━━ Listed entries ━━

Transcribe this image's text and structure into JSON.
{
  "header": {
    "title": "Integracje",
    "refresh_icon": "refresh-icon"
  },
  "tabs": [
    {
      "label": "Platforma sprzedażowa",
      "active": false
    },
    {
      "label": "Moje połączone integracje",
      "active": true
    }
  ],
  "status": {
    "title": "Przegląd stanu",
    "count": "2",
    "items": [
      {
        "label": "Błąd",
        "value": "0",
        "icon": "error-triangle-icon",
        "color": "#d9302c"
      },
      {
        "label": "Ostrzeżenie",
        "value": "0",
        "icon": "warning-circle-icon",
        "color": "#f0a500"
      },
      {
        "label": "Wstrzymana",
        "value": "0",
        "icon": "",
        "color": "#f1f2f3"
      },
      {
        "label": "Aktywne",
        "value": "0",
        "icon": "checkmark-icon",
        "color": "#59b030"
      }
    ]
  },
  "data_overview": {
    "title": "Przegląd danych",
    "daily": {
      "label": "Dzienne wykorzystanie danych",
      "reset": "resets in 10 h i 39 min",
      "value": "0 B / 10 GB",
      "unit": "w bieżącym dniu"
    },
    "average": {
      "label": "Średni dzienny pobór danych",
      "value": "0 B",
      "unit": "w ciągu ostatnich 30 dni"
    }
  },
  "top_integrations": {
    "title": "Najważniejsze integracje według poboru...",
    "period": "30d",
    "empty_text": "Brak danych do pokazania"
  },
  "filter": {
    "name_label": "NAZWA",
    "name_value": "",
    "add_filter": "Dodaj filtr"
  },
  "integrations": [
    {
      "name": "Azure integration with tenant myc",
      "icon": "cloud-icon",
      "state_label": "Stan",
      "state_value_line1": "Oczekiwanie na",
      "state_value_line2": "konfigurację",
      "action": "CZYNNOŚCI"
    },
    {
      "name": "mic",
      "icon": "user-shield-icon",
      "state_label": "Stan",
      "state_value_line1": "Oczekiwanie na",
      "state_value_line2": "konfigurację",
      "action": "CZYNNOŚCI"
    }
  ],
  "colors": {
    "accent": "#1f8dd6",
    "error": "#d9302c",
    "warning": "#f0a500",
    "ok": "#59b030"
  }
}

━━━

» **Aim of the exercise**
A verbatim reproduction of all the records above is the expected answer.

» **Task answer**
Transcribe this image's text and structure into JSON.
{
  "header": {
    "title": "Integracje",
    "refresh_icon": "refresh-icon"
  },
  "tabs": [
    {
      "label": "Platforma sprzedażowa",
      "active": false
    },
    {
      "label": "Moje połączone integracje",
      "active": true
    }
  ],
  "status": {
    "title": "Przegląd stanu",
    "count": "2",
    "items": [
      {
        "label": "Błąd",
        "value": "0",
        "icon": "error-triangle-icon",
        "color": "#d9302c"
      },
      {
        "label": "Ostrzeżenie",
        "value": "0",
        "icon": "warning-circle-icon",
        "color": "#f0a500"
      },
      {
        "label": "Wstrzymana",
        "value": "0",
        "icon": "",
        "color": "#f1f2f3"
      },
      {
        "label": "Aktywne",
        "value": "0",
        "icon": "checkmark-icon",
        "color": "#59b030"
      }
    ]
  },
  "data_overview": {
    "title": "Przegląd danych",
    "daily": {
      "label": "Dzienne wykorzystanie danych",
      "reset": "resets in 10 h i 39 min",
      "value": "0 B / 10 GB",
      "unit": "w bieżącym dniu"
    },
    "average": {
      "label": "Średni dzienny pobór danych",
      "value": "0 B",
      "unit": "w ciągu ostatnich 30 dni"
    }
  },
  "top_integrations": {
    "title": "Najważniejsze integracje według poboru...",
    "period": "30d",
    "empty_text": "Brak danych do pokazania"
  },
  "filter": {
    "name_label": "NAZWA",
    "name_value": "",
    "add_filter": "Dodaj filtr"
  },
  "integrations": [
    {
      "name": "Azure integration with tenant myc",
      "icon": "cloud-icon",
      "state_label": "Stan",
      "state_value_line1": "Oczekiwanie na",
      "state_value_line2": "konfigurację",
      "action": "CZYNNOŚCI"
    },
    {
      "name": "mic",
      "icon": "user-shield-icon",
      "state_label": "Stan",
      "state_value_line1": "Oczekiwanie na",
      "state_value_line2": "konfigurację",
      "action": "CZYNNOŚCI"
    }
  ],
  "colors": {
    "accent": "#1f8dd6",
    "error": "#d9302c",
    "warning": "#f0a500",
    "ok": "#59b030"
  }
}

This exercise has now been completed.